What to do: Set down each entry exactly as it stands, without altering a single character.
+ + + + + + +
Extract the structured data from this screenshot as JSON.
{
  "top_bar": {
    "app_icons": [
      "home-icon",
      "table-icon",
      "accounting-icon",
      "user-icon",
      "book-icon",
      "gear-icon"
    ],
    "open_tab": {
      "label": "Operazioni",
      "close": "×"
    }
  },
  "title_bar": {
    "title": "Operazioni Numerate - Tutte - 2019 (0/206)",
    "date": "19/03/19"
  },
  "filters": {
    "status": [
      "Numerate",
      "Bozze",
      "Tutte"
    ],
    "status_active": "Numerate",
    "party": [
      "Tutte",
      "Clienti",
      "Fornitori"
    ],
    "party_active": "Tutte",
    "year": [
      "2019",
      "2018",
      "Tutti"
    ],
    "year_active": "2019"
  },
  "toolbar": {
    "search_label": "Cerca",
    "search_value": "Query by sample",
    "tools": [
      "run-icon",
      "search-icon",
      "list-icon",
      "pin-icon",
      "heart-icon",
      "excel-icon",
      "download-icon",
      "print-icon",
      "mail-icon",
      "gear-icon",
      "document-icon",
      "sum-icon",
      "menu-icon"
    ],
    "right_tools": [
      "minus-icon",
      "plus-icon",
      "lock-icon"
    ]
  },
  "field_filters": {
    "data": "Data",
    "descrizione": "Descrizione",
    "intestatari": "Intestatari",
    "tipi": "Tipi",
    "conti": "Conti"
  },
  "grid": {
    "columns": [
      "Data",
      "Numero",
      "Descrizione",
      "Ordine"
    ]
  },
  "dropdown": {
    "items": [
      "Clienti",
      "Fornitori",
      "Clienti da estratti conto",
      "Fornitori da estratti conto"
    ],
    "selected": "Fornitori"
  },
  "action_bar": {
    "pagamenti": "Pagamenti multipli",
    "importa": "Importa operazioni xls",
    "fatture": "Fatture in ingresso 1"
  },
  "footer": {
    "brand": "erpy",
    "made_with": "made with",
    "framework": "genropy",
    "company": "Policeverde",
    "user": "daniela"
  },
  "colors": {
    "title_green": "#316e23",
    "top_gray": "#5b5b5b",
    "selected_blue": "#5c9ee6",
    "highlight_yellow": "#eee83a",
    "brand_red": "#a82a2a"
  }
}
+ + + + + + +
Task result:
Extract the structured data from this screenshot as JSON.
{
  "top_bar": {
    "app_icons": [
      "home-icon",
      "table-icon",
      "accounting-icon",
      "user-icon",
      "book-icon",
      "gear-icon"
    ],
    "open_tab": {
      "label": "Operazioni",
      "close": "×"
    }
  },
  "title_bar": {
    "title": "Operazioni Numerate - Tutte - 2019 (0/206)",
    "date": "19/03/19"
  },
  "filters": {
    "status": [
      "Numerate",
      "Bozze",
      "Tutte"
    ],
    "status_active": "Numerate",
    "party": [
      "Tutte",
      "Clienti",
      "Fornitori"
    ],
    "party_active": "Tutte",
    "year": [
      "2019",
      "2018",
      "Tutti"
    ],
    "year_active": "2019"
  },
  "toolbar": {
    "search_label": "Cerca",
    "search_value": "Query by sample",
    "tools": [
      "run-icon",
      "search-icon",
      "list-icon",
      "pin-icon",
      "heart-icon",
      "excel-icon",
      "download-icon",
      "print-icon",
      "mail-icon",
      "gear-icon",
      "document-icon",
      "sum-icon",
      "menu-icon"
    ],
    "right_tools": [
      "minus-icon",
      "plus-icon",
      "lock-icon"
    ]
  },
  "field_filters": {
    "data": "Data",
    "descrizione": "Descrizione",
    "intestatari": "Intestatari",
    "tipi": "Tipi",
    "conti": "Conti"
  },
  "grid": {
    "columns": [
      "Data",
      "Numero",
      "Descrizione",
      "Ordine"
    ]
  },
  "dropdown": {
    "items": [
      "Clienti",
      "Fornitori",
      "Clienti da estratti conto",
      "Fornitori da estratti conto"
    ],
    "selected": "Fornitori"
  },
  "action_bar": {
    "pagamenti": "Pagamenti multipli",
    "importa": "Importa operazioni xls",
    "fatture": "Fatture in ingresso 1"
  },
  "footer": {
    "brand": "erpy",
    "made_with": "made with",
    "framework": "genropy",
    "company": "Policeverde",
    "user": "daniela"
  },
  "colors": {
    "title_green": "#316e23",
    "top_gray": "#5b5b5b",
    "selected_blue": "#5c9ee6",
    "highlight_yellow": "#eee83a",
    "brand_red": "#a82a2a"
  }
}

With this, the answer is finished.